The invention, called user-browser interaction-based fraud detection system,3 is grounded in the fact that individual people exhibit unique online behavioral patterns. For example, any given end user visiting an online banking or shopping site may habitually click certain links more often than others. He or she may tend to use the keyboard’s up and down arrow keys rather than on-screen graphical features to navigate within pages. The end user may tend to insert a stray letter e or k at least once when entering free text into online forms. He or she may be inclined to tap or swipe a tablet touch screen one way, and a smartphone in a very different way—you get the idea.
Leveraging this fraud-detection invention, a web or cloud application, when it detects a change in end-user behavior, triggers a secondary authentication challenge, such as a security question, for the end user in question. This secondary challenge helps businesses and website operators avoid burdening all end users—regardless of risk profile—with the need to respond to this extra authentication factor. This condition is important in a world where online retailers, banks, and other businesses compete on the basis of customer experience.
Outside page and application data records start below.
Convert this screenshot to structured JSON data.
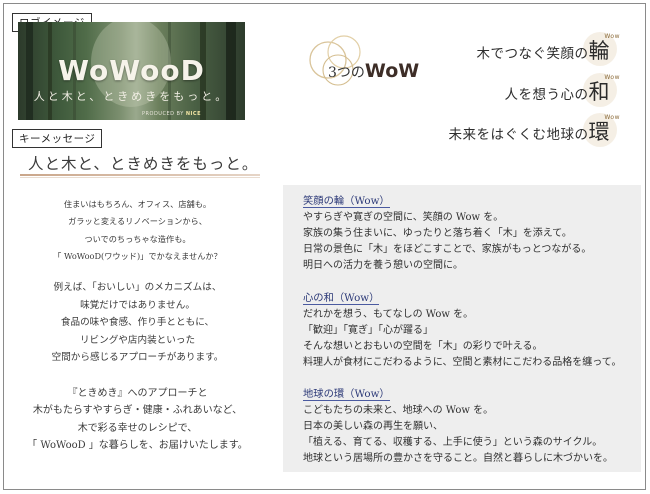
{
  "logo_section": {
    "tag_label": "ロゴイメージ",
    "logo_text": "WoWooD",
    "logo_subtext": "人と木と、ときめきをもっと。",
    "producer_text": "PRODUCED BY",
    "producer_brand": "NICE"
  },
  "message_section": {
    "tag_label": "キーメッセージ",
    "headline": "人と木と、ときめきをもっと。",
    "paragraphs": [
      [
        "住まいはもちろん、オフィス、店舗も。",
        "ガラッと変えるリノベーションから、",
        "ついでのちっちゃな造作も。",
        "「 WoWooD(ワウッド)」でかなえませんか？"
      ],
      [
        "例えば、「おいしい」のメカニズムは、",
        "味覚だけではありません。",
        "食品の味や食感、作り手とともに、",
        "リビングや店内装といった",
        "空間から感じるアプローチがあります。"
      ],
      [
        "『ときめき』へのアプローチと",
        "木がもたらすやすらぎ・健康・ふれあいなど、",
        "木で彩る幸せのレシピで、",
        "「 WoWooD 」な暮らしを、お届けいたします。"
      ]
    ]
  },
  "three_wow": {
    "badge_prefix": "3つの",
    "badge_wow": "WoW",
    "lines": [
      {
        "text": "木でつなぐ笑顔の",
        "kanji": "輪",
        "mini": "Wow"
      },
      {
        "text": "人を想う心の",
        "kanji": "和",
        "mini": "Wow"
      },
      {
        "text": "未来をはぐくむ地球の",
        "kanji": "環",
        "mini": "Wow"
      }
    ]
  },
  "details": [
    {
      "heading": "笑顔の輪（Wow）",
      "lines": [
        "やすらぎや寛ぎの空間に、笑顔の Wow を。",
        "家族の集う住まいに、ゆったりと落ち着く「木」を添えて。",
        "日常の景色に「木」をほどこすことで、家族がもっとつながる。",
        "明日への活力を養う憩いの空間に。"
      ]
    },
    {
      "heading": "心の和（Wow）",
      "lines": [
        "だれかを想う、もてなしの Wow を。",
        "「歓迎」「寛ぎ」「心が躍る」",
        "そんな想いとおもいの空間を「木」の彩りで叶える。",
        "料理人が食材にこだわるように、空間と素材にこだわる品格を纏って。"
      ]
    },
    {
      "heading": "地球の環（Wow）",
      "lines": [
        "こどもたちの未来と、地球への Wow を。",
        "日本の美しい森の再生を願い、",
        "「植える、育てる、収穫する、上手に使う」という森のサイクル。",
        "地球という居場所の豊かさを守ること。自然と暮らしに木づかいを。"
      ]
    }
  ],
  "colors": {
    "heading_blue": "#2d3a78",
    "panel_gray": "#eeeeee",
    "accent_line": "#caa68a"
  }
}
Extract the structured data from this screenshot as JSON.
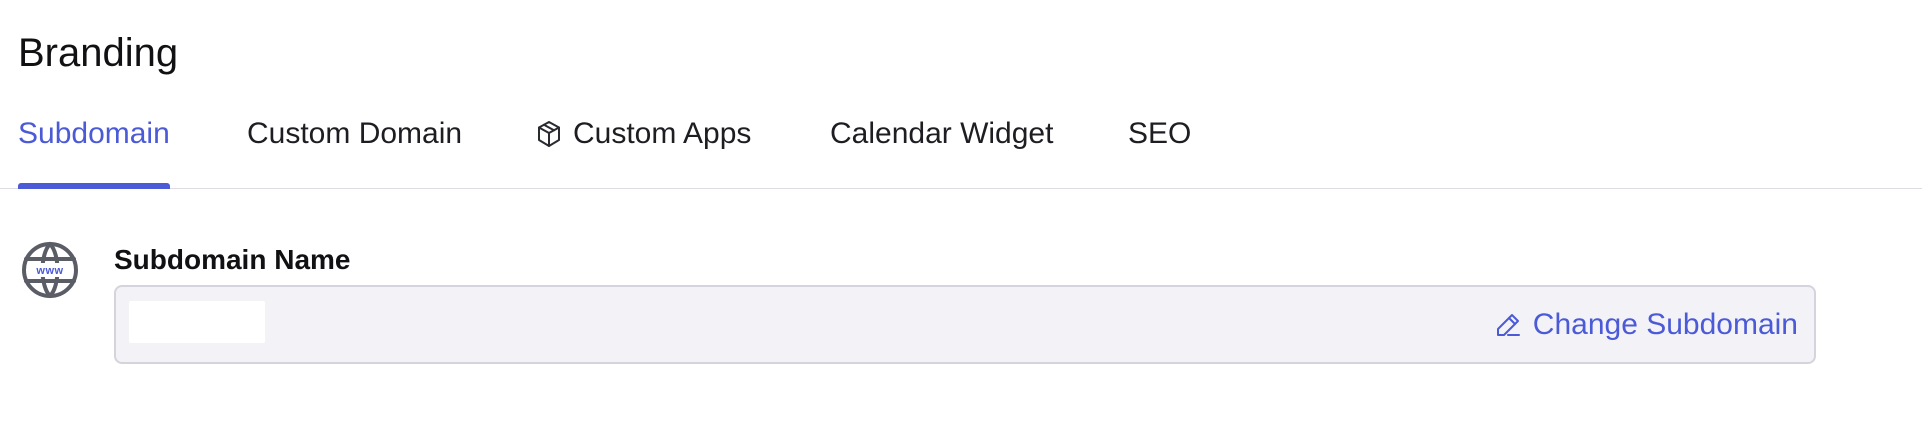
{
  "page": {
    "title": "Branding"
  },
  "tabs": [
    {
      "label": "Subdomain",
      "active": true,
      "icon": null
    },
    {
      "label": "Custom Domain",
      "active": false,
      "icon": null
    },
    {
      "label": "Custom Apps",
      "active": false,
      "icon": "cube-icon"
    },
    {
      "label": "Calendar Widget",
      "active": false,
      "icon": null
    },
    {
      "label": "SEO",
      "active": false,
      "icon": null
    }
  ],
  "subdomain": {
    "icon": "globe-www-icon",
    "label": "Subdomain Name",
    "value": "",
    "action": {
      "label": "Change Subdomain",
      "icon": "pencil-icon"
    }
  },
  "colors": {
    "accent": "#4b5ad6",
    "text": "#1b1b1f",
    "field_bg": "#f3f3f7",
    "border": "#d4d4dc",
    "icon_gray": "#5a5d66"
  }
}
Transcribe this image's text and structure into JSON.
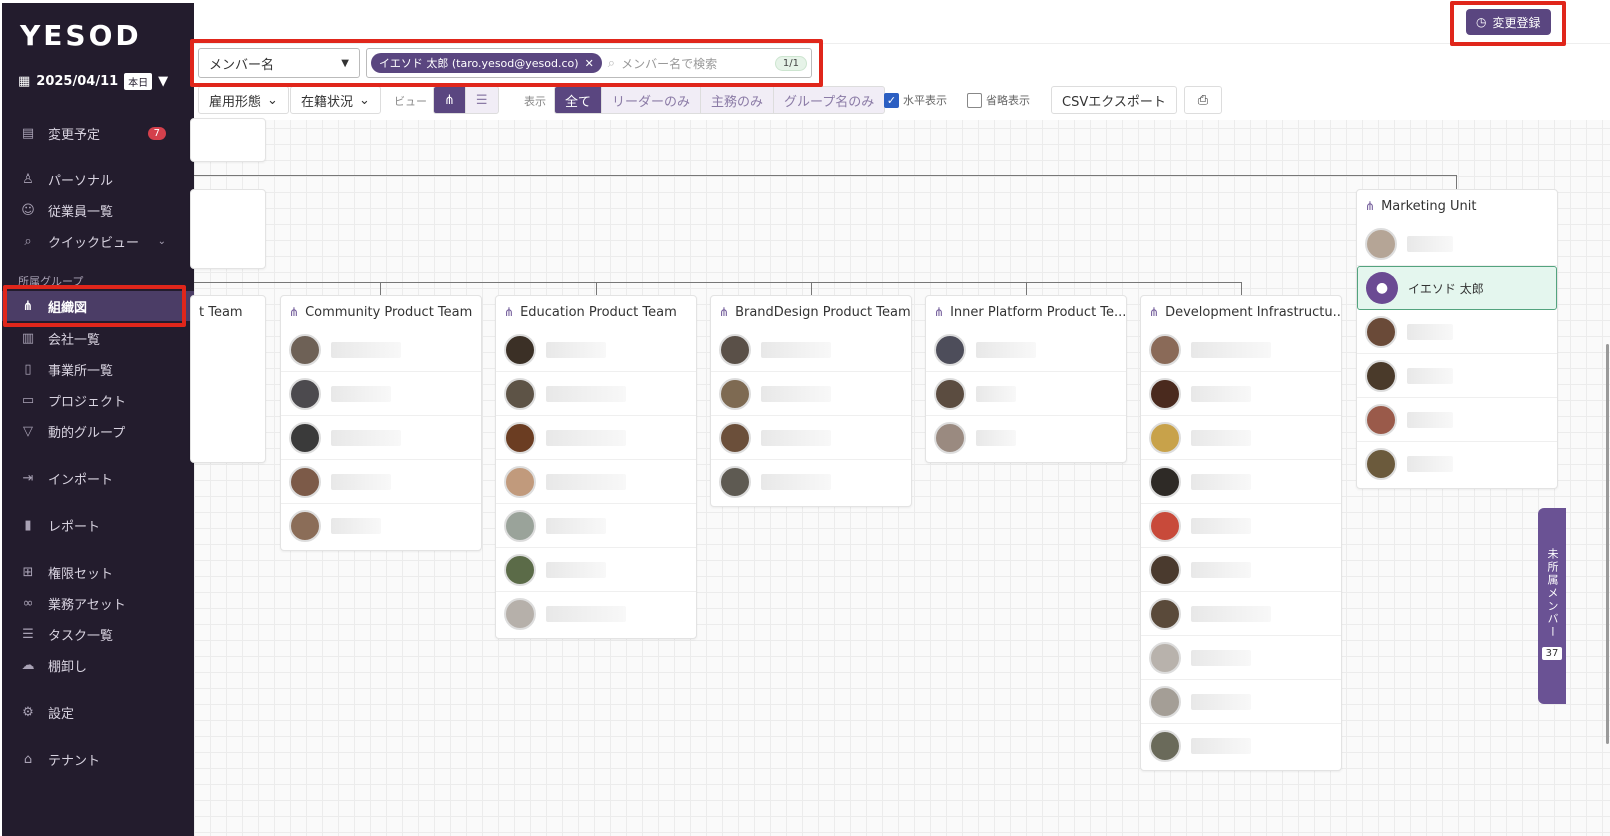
{
  "sidebar": {
    "logo": "YESOD",
    "date": "2025/04/11",
    "today": "本日",
    "pending_label": "変更予定",
    "pending_count": "7",
    "personal": "パーソナル",
    "employees": "従業員一覧",
    "quickview": "クイックビュー",
    "section_group": "所属グループ",
    "orgchart": "組織図",
    "companies": "会社一覧",
    "offices": "事業所一覧",
    "projects": "プロジェクト",
    "dynamic_groups": "動的グループ",
    "import": "インポート",
    "report": "レポート",
    "permission_set": "権限セット",
    "business_assets": "業務アセット",
    "tasks": "タスク一覧",
    "inventory": "棚卸し",
    "settings": "設定",
    "tenant": "テナント"
  },
  "topbar": {
    "change_register": "変更登録"
  },
  "filters": {
    "member_select": "メンバー名",
    "chip_label": "イエソド 太郎 (taro.yesod@yesod.co)",
    "search_placeholder": "メンバー名で検索",
    "result_count": "1/1",
    "employment_type": "雇用形態",
    "enrollment_status": "在籍状況",
    "view_label": "ビュー",
    "display_label": "表示",
    "display_all": "全て",
    "display_leaders": "リーダーのみ",
    "display_primary": "主務のみ",
    "display_group_names": "グループ名のみ",
    "horizontal": "水平表示",
    "abbreviated": "省略表示",
    "csv_export": "CSVエクスポート"
  },
  "org": {
    "partial_team": "t Team",
    "community": "Community Product Team",
    "education": "Education Product Team",
    "branddesign": "BrandDesign Product Team",
    "inner_platform": "Inner Platform Product Te...",
    "dev_infra": "Development Infrastructu...",
    "marketing": "Marketing Unit",
    "highlighted_member": "イエソド 太郎"
  },
  "side_tab": {
    "label": "未所属メンバー",
    "count": "37"
  }
}
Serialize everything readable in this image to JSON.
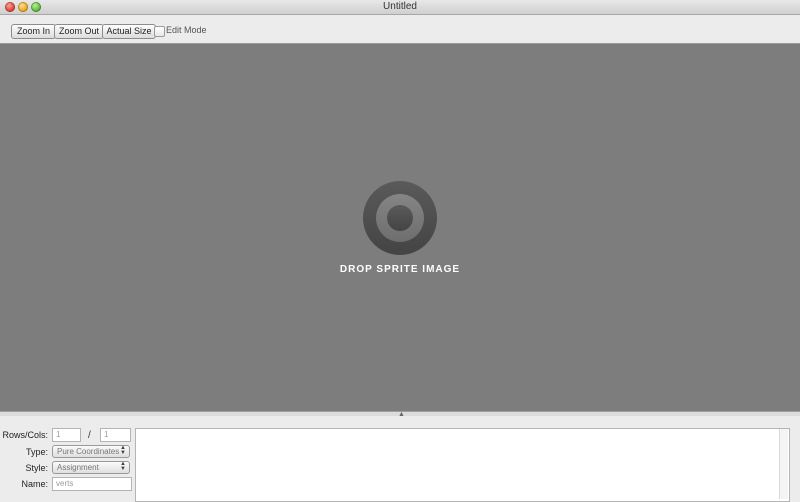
{
  "window": {
    "title": "Untitled"
  },
  "toolbar": {
    "zoom_in": "Zoom In",
    "zoom_out": "Zoom Out",
    "actual_size": "Actual Size",
    "edit_mode": {
      "label": "Edit Mode",
      "checked": false
    }
  },
  "canvas": {
    "drop_text": "DROP SPRITE IMAGE",
    "icon": "target-icon",
    "background": "#7d7d7d"
  },
  "panel": {
    "rows_cols_label": "Rows/Cols:",
    "rows_value": "1",
    "separator": "/",
    "cols_value": "1",
    "type_label": "Type:",
    "type_value": "Pure Coordinates",
    "style_label": "Style:",
    "style_value": "Assignment",
    "name_label": "Name:",
    "name_value": "verts",
    "output_text": ""
  }
}
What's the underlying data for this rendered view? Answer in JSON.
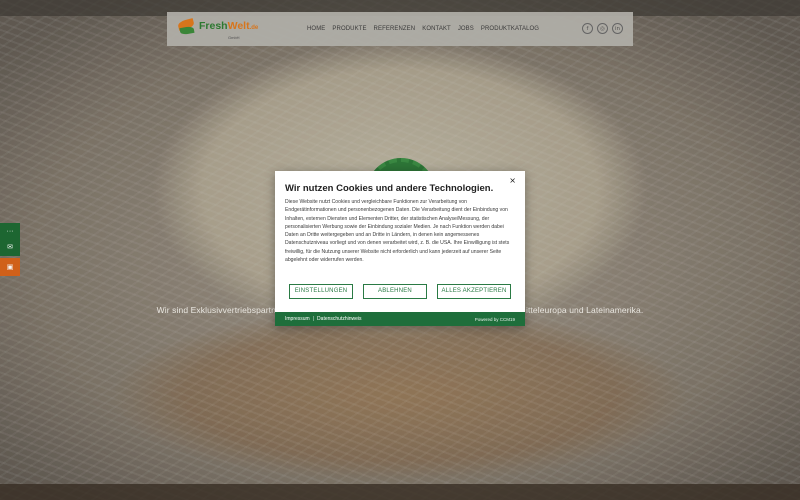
{
  "header": {
    "logo": {
      "brand_fresh": "Fresh",
      "brand_welt": "Welt",
      "brand_tld": ".de",
      "sub": "GmbH"
    },
    "nav": [
      "HOME",
      "PRODUKTE",
      "REFERENZEN",
      "KONTAKT",
      "JOBS",
      "PRODUKTKATALOG"
    ],
    "social": [
      {
        "icon": "facebook-icon",
        "glyph": "f"
      },
      {
        "icon": "instagram-icon",
        "glyph": "◎"
      },
      {
        "icon": "linkedin-icon",
        "glyph": "in"
      }
    ]
  },
  "side_tabs": [
    {
      "icon": "dots-icon",
      "glyph": "···"
    },
    {
      "icon": "mail-icon",
      "glyph": "✉"
    },
    {
      "icon": "briefcase-icon",
      "glyph": "▣"
    }
  ],
  "hero": {
    "tagline_left": "Wir sind Exklusivvertriebspartn",
    "tagline_right": "itteleuropa und Lateinamerika."
  },
  "cookie_modal": {
    "close": "×",
    "title": "Wir nutzen Cookies und andere Technologien.",
    "body": "Diese Website nutzt Cookies und vergleichbare Funktionen zur Verarbeitung von Endgerätinformationen und personenbezogenen Daten. Die Verarbeitung dient der Einbindung von Inhalten, externen Diensten und Elementen Dritter, der statistischen Analyse/Messung, der personalisierten Werbung sowie der Einbindung sozialer Medien. Je nach Funktion werden dabei Daten an Dritte weitergegeben und an Dritte in Ländern, in denen kein angemessenes Datenschutzniveau vorliegt und von denen verarbeitet wird, z. B. die USA. Ihre Einwilligung ist stets freiwillig, für die Nutzung unserer Website nicht erforderlich und kann jederzeit auf unserer Seite abgelehnt oder widerrufen werden.",
    "buttons": {
      "settings": "EINSTELLUNGEN",
      "decline": "ABLEHNEN",
      "accept": "ALLES AKZEPTIEREN"
    },
    "footer": {
      "impressum": "Impressum",
      "separator": "|",
      "privacy": "Datenschutzhinweis",
      "powered": "Powered by CCM19"
    }
  },
  "colors": {
    "brand_green": "#1e6e3b",
    "brand_orange": "#e07a1e",
    "button_border": "#2a7a44"
  }
}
It’s also vital in an environment in which customers are not averse to churning to competitors when a website’s end-user experience is not up to snuff.
Non-obstructive behavioral fingerprinting, as implemented by this invention, is a possible alternative to the obtrusive and ubiquitous CAPTCHA. To the extent that CAPTCHA’s vulnerabilities are starting to show,4 this invention’s usefulness also derives from a single point. Building bots that impersonate someone’s entire online behavioral profile in a manner similar enough to not trigger the secondary challenge, but different enough to avoid flagging that it’s simply mechanically replaying the end user’s previous browsing sessions, is extremely problematic.
In other words, real humans exhibit self-similar behavior, but they are not robotic. The true power of behavioral fingerprinting on the web is that it can easily tell the difference. It’s a fraud-busting technology par excellence.
Please share any thoughts or questions in the comments.
1 “Big Identity? Social Graphs Enable Behavioral Fingerprinting,” by James Kobielus, Big Data Integration group, LinkedIn, May 2013.
2 “Made in IBM Labs: Patented IBM Invention Helps Eliminate Fraudulent Behavior in the Cloud,” IBM press release, IBM, May 2014.
3 User-browser interaction-based fraud detection system, US Patent and Trademark Office (USPTO), February 2014.
4 “Big Identity? The Fragile Foundation of CAPTCHA in the Era of Online Image Analytics,” by James Kobielus, Advanced Business Analytics, Data Mining, and Predictive Modeling group blog, LinkedIn, November 2013.
|[followbutton username='IBMdatamag' count='false' lang='en' theme='light']|